100 x 80cm
In Opus Series, the artist employs a wooden frame not merely as a structural component but as an integral element of the compositional schema, thus unifying the artwork into a singular entity. The application of black paint, subsequently overlaid with resin, imparts a surface reminiscent of a grand piano, thereby imbuing the work with a tactile, reflective quality. This method of presentation serves not only to display photographs but also to merge them seamlessly with the wooden substrate, thereby eradicating the conventional boundary between frame and content. This fusion facilitates a dialogue among the photographs, drawings, and paintings, all of which are manifest upon the wooden template.
The manipulation of photographic elements through the addition of paint and computer-generated imagery serves to critique and reinterpret the traditional role of photography. By altering the original images, the artist challenges the static nature of photographic memory, suggesting its susceptibility to distortion and the fallibility of human recollection. This approach does not seek to castigate human error but rather to celebrate its inherent unpredictability and the beauty found within these imperfections.
The incorporation of paint marks introduces a temporal immediacy to the work, bridging the chronological divide between the artwork and its audience, and questioning the foundational purpose of photography as a means of documentation. This interplay between mediums situates the work within a liminal space that straddles the domains of painting and photography, thereby complicating the viewer's perception of each.

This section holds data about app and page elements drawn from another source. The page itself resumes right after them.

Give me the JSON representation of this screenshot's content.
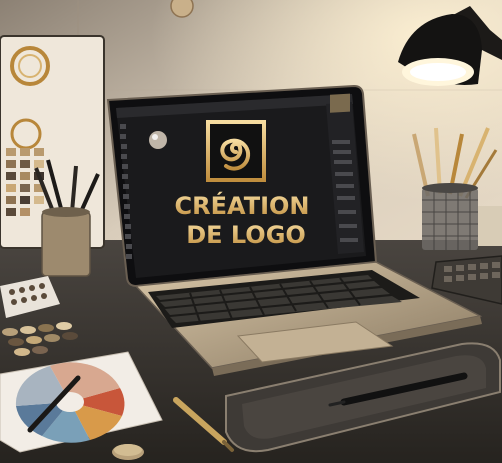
{
  "screen": {
    "logo_line1": "CRÉATION",
    "logo_line2": "DE LOGO"
  },
  "colors": {
    "gold": "#e8c27a",
    "gold_dark": "#b8873a",
    "wall": "#cfc2b0",
    "desk": "#3a3632",
    "laptop_body": "#b9a78e",
    "screen_bg": "#1a1a1c"
  },
  "icons": [
    "spiral-logo-icon",
    "desk-lamp-icon",
    "pencil-cup-icon",
    "drawing-tablet-icon",
    "stylus-icon",
    "color-swatch-card-icon",
    "tool-panel-icon"
  ]
}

Central to the artist's inquiry is the essence of realism, explored not through the lens of meticulous representation or plausible narratives but as an experiential phenomenon that transcends the confines of the artwork itself. The incorporation of paint marks introduces a temporal immediacy, bridging the chronological divide between the artwork and its audience, and questioning the foundational purpose of photography as a documentary medium. This philosophical stance, coupled with the challenge to traditional roles of photography through alteration of images, advocates for a complexity in art that defies simplistic interpretation and categorisation, thereby positioning the amalgamation of mediums and materials as a fundamental inquiry into the nature of art itself, rather than merely a methodological choice.